    Adam's Rib, their finely nuanced story, is a unexpectedly familiar bit of socialist realism. Here's a domestic comedy-drama that might be the work of a Ken (Riff Raff) Loach or a Mike (Life Is Sweet) Leigh.
    Instead, the perpetrator is Kiev-born Ukrainian director Viatcheslav Krishtofovitch. His adaptation of Anatole Kourtchatkine's book House of Young Women affirms both the fascination and the simple dignity of ordinary life.
    Six months short of her fiftieth birthday, twice-divorced Nina is being courted by shy, essentially decent factory supervisor Evgeny Anatolievitch (Andrei Tolubeev). She doesn't hold out a lot of hope for the relationship.
    "My mother's paralyzed," she says, as much to herself as to him. "I have two grown daughters by very different husbands."
    Daughters, she might have added, with man troubles of their own. Lida, an office worker, is involved in a dead-end affair with her married boss.
    Nastya, her tough-talking, 15-year-old half-sister, has been intimate with a soulful, unambitious ex-paratrooper. The complications arising from this will be discussed at Granny's birthday celebration, a gathering that will bring together a selection of former and potential husbands.
    With understated wit and considerable compassion, director Krishtofovitch offers a human comedy with an emphasis on the human. Historically, his Adam's Rib is one of the last films that we can call "Soviet.”

The above is a restored version of a Province review by Michael Walsh originally published in 1992. For additional information on this archived material, please visit my FAQ.

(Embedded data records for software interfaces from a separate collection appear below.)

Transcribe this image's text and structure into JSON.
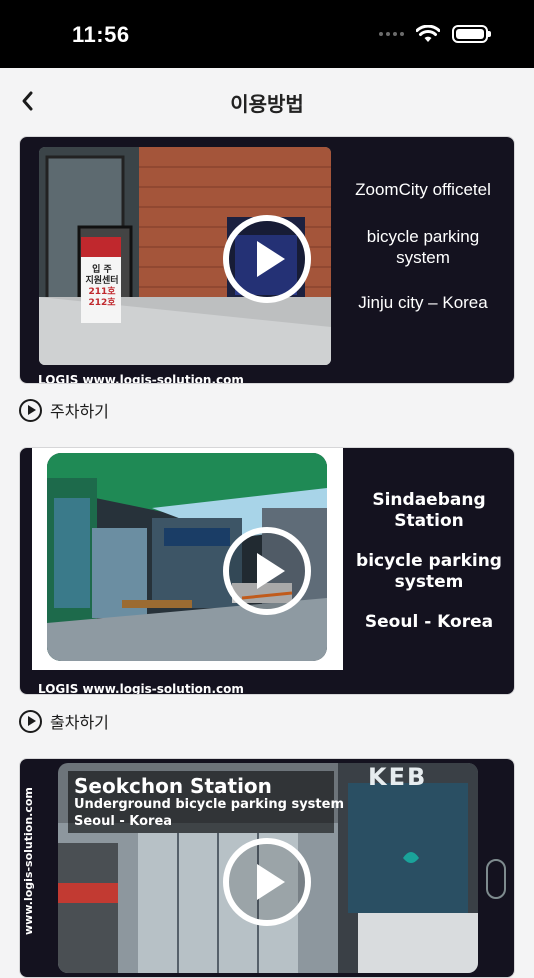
{
  "status": {
    "time": "11:56"
  },
  "nav": {
    "title": "이용방법"
  },
  "cards": [
    {
      "lines": [
        "ZoomCity officetel",
        "bicycle parking system",
        "Jinju city – Korea"
      ],
      "sign_text": [
        "입  주",
        "지원센터",
        "211호",
        "212호"
      ],
      "watermark": "LOGIS  www.logis-solution.com"
    },
    {
      "lines": [
        "Sindaebang Station",
        "bicycle parking system",
        "Seoul - Korea"
      ],
      "watermark": "LOGIS  www.logis-solution.com"
    },
    {
      "overlay_title": "Seokchon Station",
      "overlay_sub1": "Underground bicycle parking system",
      "overlay_sub2": "Seoul - Korea",
      "side_url": "www.logis-solution.com",
      "kebsign": "KEB"
    }
  ],
  "actions": [
    {
      "label": "주차하기"
    },
    {
      "label": "출차하기"
    }
  ]
}
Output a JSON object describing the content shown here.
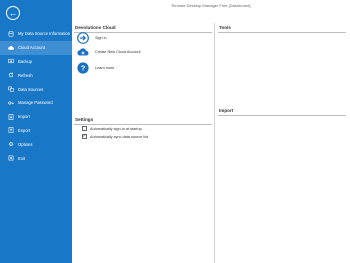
{
  "window": {
    "title": "Remote Desktop Manager Free [Dashboard]"
  },
  "sidebar": {
    "items": [
      {
        "label": "My Data Source Information",
        "icon": "database-icon",
        "selected": false
      },
      {
        "label": "Cloud Account",
        "icon": "cloud-icon",
        "selected": true
      },
      {
        "label": "Backup",
        "icon": "backup-icon",
        "selected": false
      },
      {
        "label": "Refresh",
        "icon": "refresh-icon",
        "selected": false
      },
      {
        "label": "Data Sources",
        "icon": "data-sources-icon",
        "selected": false
      },
      {
        "label": "Manage Password",
        "icon": "key-icon",
        "selected": false
      },
      {
        "label": "Import",
        "icon": "import-icon",
        "selected": false
      },
      {
        "label": "Export",
        "icon": "export-icon",
        "selected": false
      },
      {
        "label": "Options",
        "icon": "options-icon",
        "selected": false
      },
      {
        "label": "Exit",
        "icon": "exit-icon",
        "selected": false
      }
    ]
  },
  "cloud": {
    "title": "Devolutions Cloud",
    "items": [
      {
        "label": "Sign in",
        "icon": "sign-in-icon"
      },
      {
        "label": "Create New Cloud Account",
        "icon": "create-cloud-icon"
      },
      {
        "label": "Learn more",
        "icon": "help-icon"
      }
    ]
  },
  "settings": {
    "title": "Settings",
    "options": [
      {
        "label": "Automatically sign-in at startup",
        "checked": false
      },
      {
        "label": "Automatically sync data source list",
        "checked": true
      }
    ]
  },
  "tools": {
    "title": "Tools"
  },
  "import": {
    "title": "Import"
  },
  "colors": {
    "sidebar": "#1977c7",
    "selected": "#3f8fd4",
    "accent": "#1d6fbf"
  }
}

Afterword: Released to Moscow theatres in January 1991, Adam’s Rib was screened at the Toronto International Film Festival and the New York Film Festival in September. The U.S.S.R. was formally dissolved on December 26, and with it a cinematic era ended. Movies continued to be made, of course. Since 1992, international distributors and film festival programmers have had to contend with the existence of 15 “new” national cinemas.
     Or not. From the beginning, Hollywood has been an expert at the practice of disaster capitalism. The Los Angeles-based industry took advantage of the serious blow to European film producers during and after the two world wars to expand its markets. In the late 1920s, it used a disruptive technology — sound — to restrict foreign filmmakers' access to the American market. Nor can we forget that, in what can only be described as cultural imperialism, the moguls have always considered Canada (nominally a sovereign state) as part of their “domestic” market. When Canadian artists became interested in the creation of their own cinema in the 1960s, Hollywood made use of its political and economic influence to insure that the result would be a conveniently-located branch plant industry.
    Soviet Cinema was important. Over the years, I’ve managed to see a lot of good examples, including the Eisenstein classics Battleship Potemkin, Alexander Nevsky and Ivan the Terrible, as well as the pioneering 1924 sci-fi feature Aelita: Queen of Mars. As a teenager, I was fortunate enough to see such eye-opening dramas as The Cranes Are Flying, The Ballad of a Soldier and the epic And Quiet Flows the Don. Later, during my years as a professional film critic, fewer pictures were on offer. I published just 15 reviews of Russian-language movies because that was what was available in the market my newspaper covered. And, yes, it was limiting. Assessing a picture such as Vyacheslav Krishtofovich’s Adam’s Rib, I had no idea if the director’s apparent feminism was typical of his other work (which I’d not seen) or part of a trend in Russian movies (that I’d not seen). The best I could do was compare him to such kitchen-sink British directors as Mike Leigh and Ken Loach. Call it “best guess journalism.”

Soviet Cinema: Features in today’s Russian-language film package include director Andrei Tarkovsky’s 1966 historical epic  Andrei Rublev, Alexander Zarkhi’s 1981 biographical romance Twenty Six Days from the Life of Dostoyevsky, Pyotr Todorovsky’s 1983 drama Wartime Romance, and Viatcheslav Krishtofovitch’s 1990 domestic comedy Adam’s Rib.